* [The problem]
Look through the records that follow and state how many lines hold the word "source", without adding anything.

___ Available data ___

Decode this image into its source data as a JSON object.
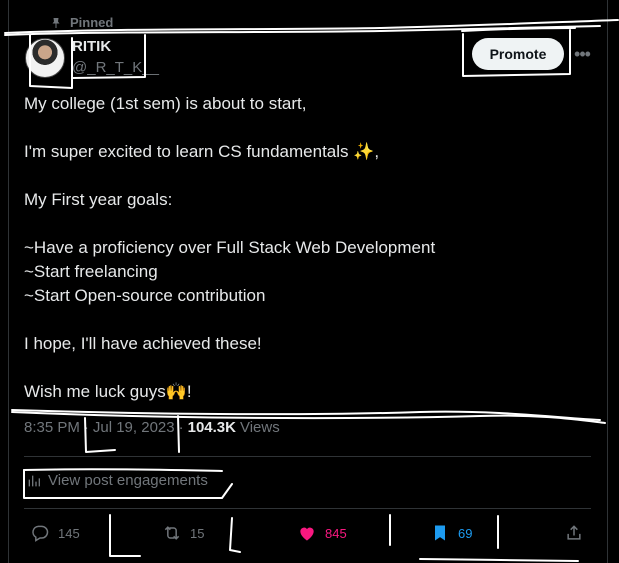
{
  "pinned_label": "Pinned",
  "author": {
    "display_name": "RITIK",
    "handle": "@_R_T_K__"
  },
  "promote_label": "Promote",
  "more_label": "•••",
  "body_lines": [
    "My college (1st sem) is about to start,",
    "",
    "I'm super excited to learn CS fundamentals ✨,",
    "",
    "My First year goals:",
    "",
    "~Have a proficiency over Full Stack Web Development",
    "~Start freelancing",
    "~Start Open-source contribution",
    "",
    "I hope, I'll have achieved these!",
    "",
    "Wish me luck guys🙌!"
  ],
  "meta": {
    "time": "8:35 PM",
    "sep1": "·",
    "date": "Jul 19, 2023",
    "sep2": "·",
    "views_count": "104.3K",
    "views_label": "Views"
  },
  "engagements_label": "View post engagements",
  "actions": {
    "replies": "145",
    "reposts": "15",
    "likes": "845",
    "bookmarks": "69"
  },
  "colors": {
    "like": "#f91880",
    "bookmark": "#1d9bf0",
    "muted": "#71767b",
    "text": "#e7e9ea"
  },
  "icons": [
    "pin-icon",
    "more-icon",
    "analytics-icon",
    "reply-icon",
    "repost-icon",
    "like-icon",
    "bookmark-icon",
    "share-icon"
  ]
}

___

* [Solution to the exercise]
2